Exercise:
Every line of the entries below that includes "jetzt" belongs in the answer, copied as written.

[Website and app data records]
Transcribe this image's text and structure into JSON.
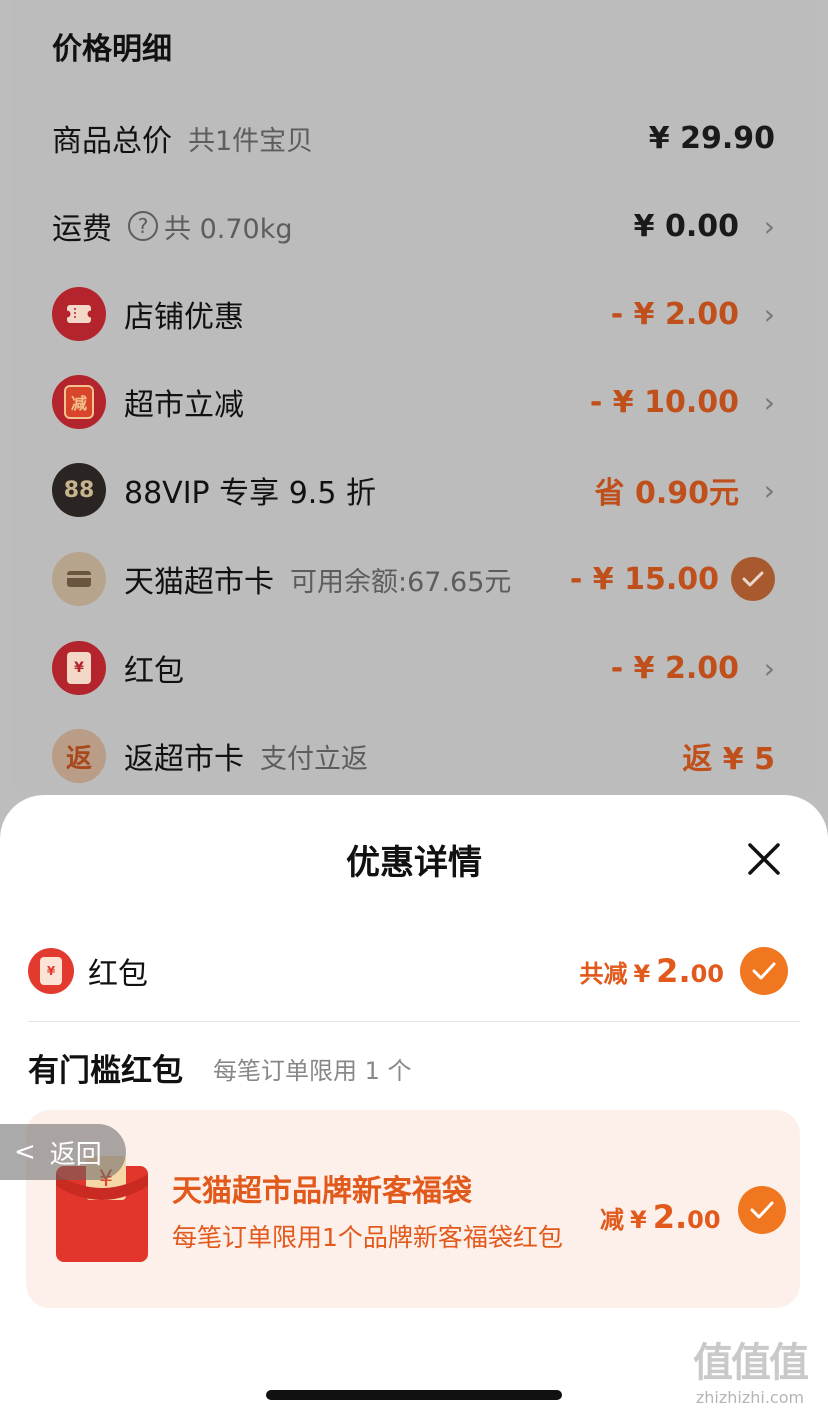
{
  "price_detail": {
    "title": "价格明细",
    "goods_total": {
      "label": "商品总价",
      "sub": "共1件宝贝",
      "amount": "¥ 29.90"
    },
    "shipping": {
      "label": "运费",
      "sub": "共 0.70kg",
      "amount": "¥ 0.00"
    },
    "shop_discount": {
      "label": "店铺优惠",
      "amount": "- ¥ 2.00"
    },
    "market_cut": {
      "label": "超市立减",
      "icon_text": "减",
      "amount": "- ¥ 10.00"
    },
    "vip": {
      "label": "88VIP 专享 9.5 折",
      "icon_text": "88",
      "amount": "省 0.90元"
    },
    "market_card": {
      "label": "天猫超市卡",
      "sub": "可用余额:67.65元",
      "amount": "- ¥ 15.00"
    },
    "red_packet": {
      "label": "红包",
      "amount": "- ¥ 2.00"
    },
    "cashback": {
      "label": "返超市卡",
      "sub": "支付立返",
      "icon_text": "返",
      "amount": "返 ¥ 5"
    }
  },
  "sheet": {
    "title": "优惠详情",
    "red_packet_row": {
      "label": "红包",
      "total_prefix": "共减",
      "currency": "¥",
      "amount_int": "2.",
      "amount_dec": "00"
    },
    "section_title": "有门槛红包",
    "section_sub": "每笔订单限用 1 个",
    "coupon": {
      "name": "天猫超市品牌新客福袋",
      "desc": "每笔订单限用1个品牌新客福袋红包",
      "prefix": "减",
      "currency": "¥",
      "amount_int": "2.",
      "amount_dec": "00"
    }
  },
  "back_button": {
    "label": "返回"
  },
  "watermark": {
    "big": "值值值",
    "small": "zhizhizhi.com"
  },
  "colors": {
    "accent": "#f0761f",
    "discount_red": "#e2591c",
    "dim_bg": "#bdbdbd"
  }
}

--

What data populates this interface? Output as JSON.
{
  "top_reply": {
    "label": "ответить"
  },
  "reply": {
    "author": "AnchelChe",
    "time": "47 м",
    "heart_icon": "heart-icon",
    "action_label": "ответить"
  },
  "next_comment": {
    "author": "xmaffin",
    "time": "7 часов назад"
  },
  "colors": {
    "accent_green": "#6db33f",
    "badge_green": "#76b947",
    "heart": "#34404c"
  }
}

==

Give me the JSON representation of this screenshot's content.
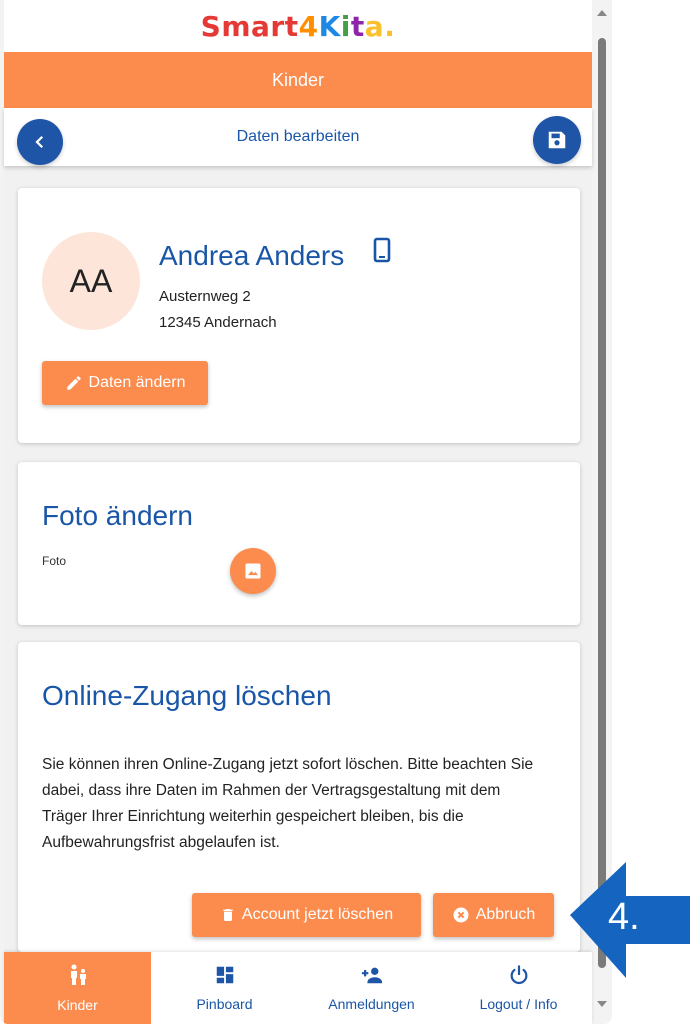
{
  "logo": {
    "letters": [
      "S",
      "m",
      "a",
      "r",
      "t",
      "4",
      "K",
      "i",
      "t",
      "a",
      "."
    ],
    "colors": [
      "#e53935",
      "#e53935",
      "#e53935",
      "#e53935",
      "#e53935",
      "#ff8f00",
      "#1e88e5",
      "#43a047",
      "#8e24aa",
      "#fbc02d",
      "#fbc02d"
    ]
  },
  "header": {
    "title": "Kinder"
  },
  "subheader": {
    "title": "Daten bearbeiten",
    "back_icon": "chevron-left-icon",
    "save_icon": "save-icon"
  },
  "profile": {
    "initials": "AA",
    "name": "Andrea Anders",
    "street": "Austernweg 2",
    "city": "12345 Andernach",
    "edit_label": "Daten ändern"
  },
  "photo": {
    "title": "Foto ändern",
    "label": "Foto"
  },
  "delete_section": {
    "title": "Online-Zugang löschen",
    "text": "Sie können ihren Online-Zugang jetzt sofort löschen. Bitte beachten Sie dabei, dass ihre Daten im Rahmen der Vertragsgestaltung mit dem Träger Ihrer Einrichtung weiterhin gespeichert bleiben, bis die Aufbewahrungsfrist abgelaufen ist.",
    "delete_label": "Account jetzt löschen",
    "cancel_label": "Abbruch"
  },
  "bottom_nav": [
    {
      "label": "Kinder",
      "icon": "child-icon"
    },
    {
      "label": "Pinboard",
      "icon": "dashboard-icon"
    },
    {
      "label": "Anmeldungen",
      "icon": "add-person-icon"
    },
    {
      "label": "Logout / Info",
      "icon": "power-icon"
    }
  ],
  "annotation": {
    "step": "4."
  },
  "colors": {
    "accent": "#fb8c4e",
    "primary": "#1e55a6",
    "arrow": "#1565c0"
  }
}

Reply:
    "text": "Sie können ihren Online-Zugang jetzt sofort löschen. Bitte beachten Sie dabei, dass ihre Daten im Rahmen der Vertragsgestaltung mit dem Träger Ihrer Einrichtung weiterhin gespeichert bleiben, bis die Aufbewahrungsfrist abgelaufen ist.",
    "delete_label": "Account jetzt löschen",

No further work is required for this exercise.